At one point, the doctor came into David’s room and told us that something was definitely growing in his stool sample. You can imagine the horror. The next day it was confirmed that David had been infected with the Salmonella bacteria.
As a parent, the worst thing in life is to see your child fall ill. The thoughts and worries that consume you are unbearable. All you want is to see them laugh, play….eat….again. Eventually, David was stable enough for us to fly back home. He was discharged on January 5th. The diarrhea remained for the next two weeks. Although the most important thing, clearly, is that he recovered, it breaks my heart when he talks about how he wished he had been able to ski. At the hospital, David wouldn’t watch anything but the skiing shows saying “if I feel better, can I go skiing tomorrow?” We dread the worries and memories that will resurface the next time he says “my tummy hurts.”

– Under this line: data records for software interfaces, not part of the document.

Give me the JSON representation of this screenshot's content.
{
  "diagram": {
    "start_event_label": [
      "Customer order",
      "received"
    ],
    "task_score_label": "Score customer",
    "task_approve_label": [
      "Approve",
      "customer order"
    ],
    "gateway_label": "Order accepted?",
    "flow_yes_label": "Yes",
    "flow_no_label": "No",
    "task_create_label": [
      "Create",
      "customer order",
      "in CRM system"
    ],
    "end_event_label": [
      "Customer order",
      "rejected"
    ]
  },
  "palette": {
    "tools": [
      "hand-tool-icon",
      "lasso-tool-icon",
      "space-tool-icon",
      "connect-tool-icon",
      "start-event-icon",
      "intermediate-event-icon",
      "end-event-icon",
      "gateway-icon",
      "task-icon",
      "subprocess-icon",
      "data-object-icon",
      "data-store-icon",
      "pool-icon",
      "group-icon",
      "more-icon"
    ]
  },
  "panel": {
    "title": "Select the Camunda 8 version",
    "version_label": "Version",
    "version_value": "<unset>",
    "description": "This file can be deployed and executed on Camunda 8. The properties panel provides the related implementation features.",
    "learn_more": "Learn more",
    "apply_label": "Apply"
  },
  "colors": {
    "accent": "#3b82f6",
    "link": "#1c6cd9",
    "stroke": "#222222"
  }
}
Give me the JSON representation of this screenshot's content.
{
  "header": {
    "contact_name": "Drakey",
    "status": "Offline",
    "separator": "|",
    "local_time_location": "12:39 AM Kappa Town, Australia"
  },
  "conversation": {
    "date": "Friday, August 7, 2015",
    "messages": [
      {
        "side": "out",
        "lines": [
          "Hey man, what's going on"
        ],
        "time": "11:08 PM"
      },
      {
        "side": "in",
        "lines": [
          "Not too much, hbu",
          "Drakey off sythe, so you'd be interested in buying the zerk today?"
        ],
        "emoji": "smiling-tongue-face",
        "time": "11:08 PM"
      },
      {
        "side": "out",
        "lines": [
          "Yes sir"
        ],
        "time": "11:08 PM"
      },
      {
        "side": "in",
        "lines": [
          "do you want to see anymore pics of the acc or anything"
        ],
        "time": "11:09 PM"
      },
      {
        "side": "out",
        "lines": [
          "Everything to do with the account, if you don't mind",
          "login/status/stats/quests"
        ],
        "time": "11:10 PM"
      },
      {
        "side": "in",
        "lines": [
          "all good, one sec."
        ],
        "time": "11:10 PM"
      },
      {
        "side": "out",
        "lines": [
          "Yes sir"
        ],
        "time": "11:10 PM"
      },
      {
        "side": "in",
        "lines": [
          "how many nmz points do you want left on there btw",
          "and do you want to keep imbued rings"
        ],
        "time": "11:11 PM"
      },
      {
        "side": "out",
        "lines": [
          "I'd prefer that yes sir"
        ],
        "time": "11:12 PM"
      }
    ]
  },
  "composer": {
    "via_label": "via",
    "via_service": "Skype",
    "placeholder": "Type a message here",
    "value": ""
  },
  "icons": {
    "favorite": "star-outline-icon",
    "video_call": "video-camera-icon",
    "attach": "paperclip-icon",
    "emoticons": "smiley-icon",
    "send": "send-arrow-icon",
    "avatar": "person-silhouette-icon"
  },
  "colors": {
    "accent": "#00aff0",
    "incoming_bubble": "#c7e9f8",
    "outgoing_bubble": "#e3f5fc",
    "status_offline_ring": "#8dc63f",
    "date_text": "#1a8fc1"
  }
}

After Justin returned to work he received a memo from HR requesting that nobody eat the peanut butter crackers in the vending machine for fear that they were contaminated. We then realized that those were the same type of crackers we had brought with us to Colorado for the kids and which they had been eating. The guilt we felt when we realized we were likely responsible for giving David that seemingly healthy snack and making him sick was unimaginable.
Jennifer & Justin Krieger